Explore (Discover). Younger children may find it difficult to look through a paper roll and be able to focus on any given thing. Instead, have children sing the song “Hello, Everybody!” from the Shine Early Childhood Music CD, track 1. This song has children look at specific aspects of self and others (hair color, eye color, clothing, and so on). You may want to provide mirrors as well so children can look at their own hair color and eye color. While we assume children know those things, they may not be aware of their own appearance in the way that adults are.

Session 12

Spiritual practice. If your group is primarily younger children, sing one of the two table graces on the Shine Early Childhood Music CD (tracks 16 or 17) instead of using the leaflet page. The leaflet page would require more individual attention from an adult, so it may be best to encourage parents to use it at home.

Share the story. You may find that using props is too busy and distracts younger children instead of focusing their attention. If this is the case, reduce the number of props to keep the focus on the most essential parts of the story. Use the Fish and bread props from Additional resources and several baskets rather than beans and popcorn kernels. Simply hold up those items when you get to the part of the story where the food is gathered.

Explore (Discover). You may find that younger children can say the numbers one to ten, but cannot count a specific number of objects. This is developmentally appropriate. They don’t yet know that we use one number for each item when counting objects. In light of this, don’t place a lot of emphasis on “correct” counting during the Explore activity. Putting a small amount of play dough on each item on the leaflet page will convey the concept without you needing to teach it. The heart of the story is about the power of Jesus to take something small and make it into enough for everyone, not about specific numbers.

Session 13

Spiritual practice. Rather than work together to build one large block tower, have children build individual structures. Invite someone in the group to name something they are grateful for. Then give a block to every child. Continue in this fashion as long as children remain interested. This allows all children to be actively involved the whole time instead of waiting for a turn.

Retell. To aid in retelling the story, prompt the children using the lines from this script:
            Teacher: Jesus, what is the most important rule?
            Jesus: Love God with your heart, mind, and strength.
            Teacher: Jesus, what is the second rule?
            Jesus: Love other people as you love yourself.
            Teacher: You are right! That’s what we should do!
            Jesus: You understand a lot about God’s kingdom!

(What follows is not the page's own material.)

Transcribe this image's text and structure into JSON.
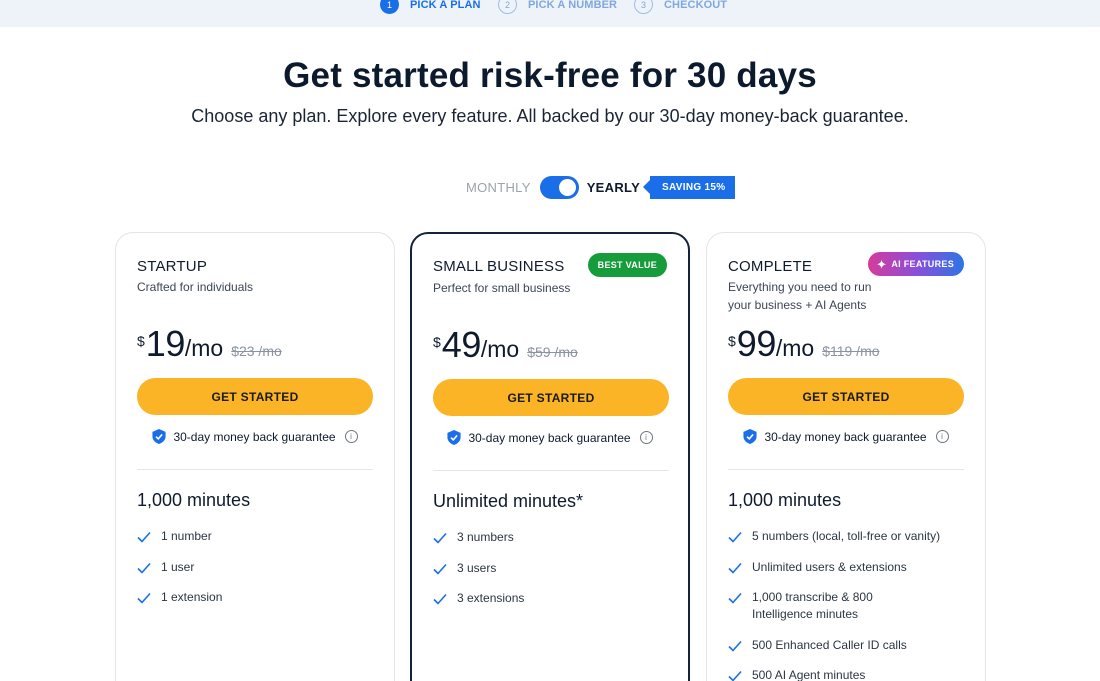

Loving each other. Playing games with rules can be difficult for younger children. Keep Explore time simple by providing supplies and toys that children can use together, such as floor puzzles, blocks, dolls, and so on. Use this as an opportunity to talk with children about how to show love to each other. Comment on the positive, loving actions you see children taking. Help children work through conflicts that arise. Sharing, using kind words, taking turns, and working together are all ways that young children can express their love for other people.